Oatstraw (Avena sativa)
Parts Used: Whole plant
Nutrients: Calcium, folate, iron, magnesium, manganese, phosphorus, potassium, selenium, zinc, vitamins A, B1, B2, B3, B5, B6, E and amino acids
Oatstraw is an excellent herb for the nervous system. It serves as a relaxant, tranquilizer, anti-depressant, anxiolytic (helping with anxiety) and a restorative nerve tonic. This herb will provide support for those experiencing stress and exhaustion. Oatstraw is also an excellent anti-inflammatory adding its benefits to those who suffer from inflammatory based conditions. It’s a fantastic source of calcium for those who wish to fortify their bones, teeth and other connective tissues.
Red Clover Leaf/Flower (Trifolium pratense)
Parts Used: Flowers and Leaves
Nutrients: Calcium, iron, magnesium, manganese, phosphorus, potassium, selenium, zinc, vitamins B3, C and E
Red clover is an excellent depurative, helping to detox and cleanse many of the eliminatory systems of the body – having the strongest effects on the urinary and lymphatic systems as well as milder effects on the colon. Due to its detoxifying properties, this herb is fantastic for toxicity based conditions such as acne, eczema and psoriasis. Red clover is also a renowned supportive anti-cancer herb. Due to its high levels of phytoserols, this herb is an excellent choice for women in menopause and those wishing to increase their fertility.
Stinging Nettle Herb (Urtica dioica)
Parts Used: Leaves
Nutrients: Calcium, potassium, protein, B Carotene, chlorophyll, trace minerals, iron, vitamins A, C, D and K
Stinging nettle is one of our best herbs to use in infusions, having benefits to many of the systems of the body. As with Red clover, Nettle is an excellent depurative herb specifically supporting the urinary and lymphatic systems. It is also a wonderful vascular tonic, helping to heal and reduce inflammation in the body’s blood vessels. This ability is useful in heart conditions (arteriosclerosis), varicose veins, spider veins and hemorrhoids. Nettle also provides benefits to the nervous system in the form of a relaxant, tranquilizer, antidepressant and anxiolytic. It has an incredibly high calcium content and is an excellent option for those on calcium supplements which don’t absorb as readily in the body.
Making Herbal Infusions

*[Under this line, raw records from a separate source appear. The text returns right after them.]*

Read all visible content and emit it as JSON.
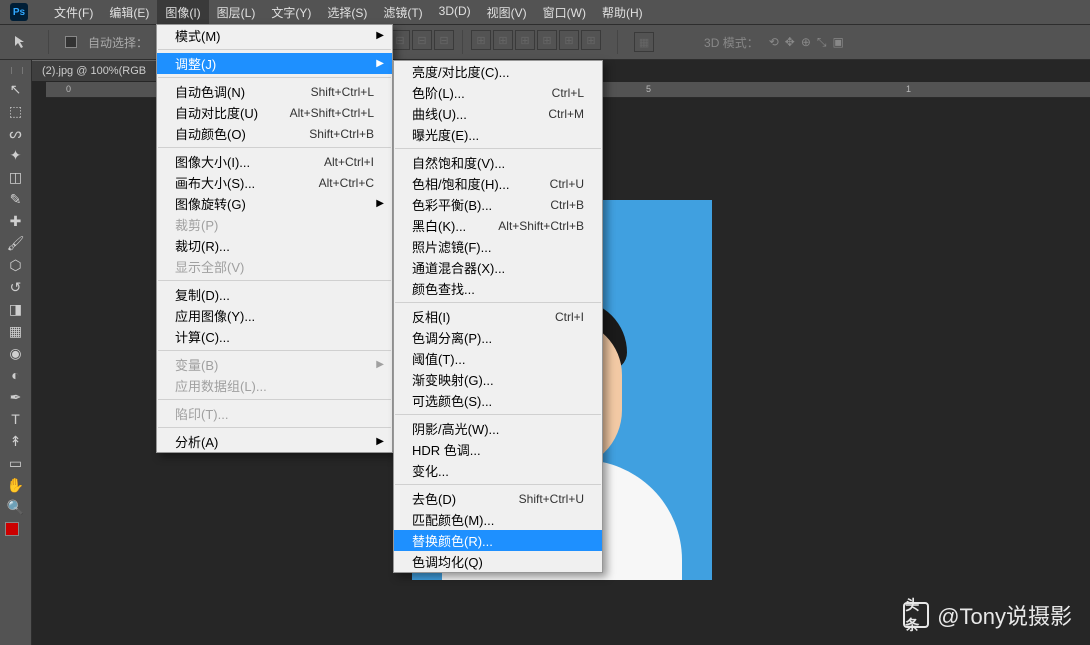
{
  "logo": "Ps",
  "menubar": {
    "items": [
      "文件(F)",
      "编辑(E)",
      "图像(I)",
      "图层(L)",
      "文字(Y)",
      "选择(S)",
      "滤镜(T)",
      "3D(D)",
      "视图(V)",
      "窗口(W)",
      "帮助(H)"
    ],
    "open_index": 2
  },
  "options": {
    "auto_select": "自动选择：",
    "three_d": "3D 模式："
  },
  "doc_tab": "(2).jpg @ 100%(RGB",
  "ruler_marks": [
    "0",
    "5",
    "1"
  ],
  "image_menu": [
    {
      "type": "item",
      "label": "模式(M)",
      "sub": true
    },
    {
      "type": "sep"
    },
    {
      "type": "item",
      "label": "调整(J)",
      "sub": true,
      "selected": true
    },
    {
      "type": "sep"
    },
    {
      "type": "item",
      "label": "自动色调(N)",
      "short": "Shift+Ctrl+L"
    },
    {
      "type": "item",
      "label": "自动对比度(U)",
      "short": "Alt+Shift+Ctrl+L"
    },
    {
      "type": "item",
      "label": "自动颜色(O)",
      "short": "Shift+Ctrl+B"
    },
    {
      "type": "sep"
    },
    {
      "type": "item",
      "label": "图像大小(I)...",
      "short": "Alt+Ctrl+I"
    },
    {
      "type": "item",
      "label": "画布大小(S)...",
      "short": "Alt+Ctrl+C"
    },
    {
      "type": "item",
      "label": "图像旋转(G)",
      "sub": true
    },
    {
      "type": "item",
      "label": "裁剪(P)",
      "disabled": true
    },
    {
      "type": "item",
      "label": "裁切(R)..."
    },
    {
      "type": "item",
      "label": "显示全部(V)",
      "disabled": true
    },
    {
      "type": "sep"
    },
    {
      "type": "item",
      "label": "复制(D)..."
    },
    {
      "type": "item",
      "label": "应用图像(Y)..."
    },
    {
      "type": "item",
      "label": "计算(C)..."
    },
    {
      "type": "sep"
    },
    {
      "type": "item",
      "label": "变量(B)",
      "sub": true,
      "disabled": true
    },
    {
      "type": "item",
      "label": "应用数据组(L)...",
      "disabled": true
    },
    {
      "type": "sep"
    },
    {
      "type": "item",
      "label": "陷印(T)...",
      "disabled": true
    },
    {
      "type": "sep"
    },
    {
      "type": "item",
      "label": "分析(A)",
      "sub": true
    }
  ],
  "adjust_menu": [
    {
      "type": "item",
      "label": "亮度/对比度(C)..."
    },
    {
      "type": "item",
      "label": "色阶(L)...",
      "short": "Ctrl+L"
    },
    {
      "type": "item",
      "label": "曲线(U)...",
      "short": "Ctrl+M"
    },
    {
      "type": "item",
      "label": "曝光度(E)..."
    },
    {
      "type": "sep"
    },
    {
      "type": "item",
      "label": "自然饱和度(V)..."
    },
    {
      "type": "item",
      "label": "色相/饱和度(H)...",
      "short": "Ctrl+U"
    },
    {
      "type": "item",
      "label": "色彩平衡(B)...",
      "short": "Ctrl+B"
    },
    {
      "type": "item",
      "label": "黑白(K)...",
      "short": "Alt+Shift+Ctrl+B"
    },
    {
      "type": "item",
      "label": "照片滤镜(F)..."
    },
    {
      "type": "item",
      "label": "通道混合器(X)..."
    },
    {
      "type": "item",
      "label": "颜色查找..."
    },
    {
      "type": "sep"
    },
    {
      "type": "item",
      "label": "反相(I)",
      "short": "Ctrl+I"
    },
    {
      "type": "item",
      "label": "色调分离(P)..."
    },
    {
      "type": "item",
      "label": "阈值(T)..."
    },
    {
      "type": "item",
      "label": "渐变映射(G)..."
    },
    {
      "type": "item",
      "label": "可选颜色(S)..."
    },
    {
      "type": "sep"
    },
    {
      "type": "item",
      "label": "阴影/高光(W)..."
    },
    {
      "type": "item",
      "label": "HDR 色调..."
    },
    {
      "type": "item",
      "label": "变化..."
    },
    {
      "type": "sep"
    },
    {
      "type": "item",
      "label": "去色(D)",
      "short": "Shift+Ctrl+U"
    },
    {
      "type": "item",
      "label": "匹配颜色(M)..."
    },
    {
      "type": "item",
      "label": "替换颜色(R)...",
      "selected": true
    },
    {
      "type": "item",
      "label": "色调均化(Q)"
    }
  ],
  "tools": [
    "move",
    "marquee",
    "lasso",
    "wand",
    "crop",
    "eyedropper",
    "healing",
    "brush",
    "stamp",
    "history",
    "eraser",
    "gradient",
    "blur",
    "dodge",
    "pen",
    "type",
    "path",
    "rect",
    "hand",
    "zoom"
  ],
  "watermark": {
    "brand": "头条",
    "text": "@Tony说摄影"
  }
}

Herbal infusions can be made using one herb or a combination of herbs. Made as a stronger beverage or an iced tea by adding more water and lemon, these infusions can become a part of your daily health regime.
What You’ll Need
- a mason jar (500ml – 1 litre)
- dried herb(s) of choice
- filtered water
- Fill your mason jar approximately 1/3 of the way full of herbs. You can use less if that is your personal taste preference but I tend to use at least 1/3.
- Place a metal knife in the jar (to absorb heat so the jar doesn’t crack) and pour boiling water over your herbs filling your jar
- Stir the herbs well so that all plant material is covered with water
- Allow the herbs to steep for a minimum of four hours (I usually do overnight)
- Once the herbs are thoroughly steeped; strain and enjoy
Your infusions can be enjoyed hot, chilled or a room temperature. Adding sweetner or lemon is an option as well. They will keep for 24-48 hours but will taste best if consumed directly after straining.
Peace and good health,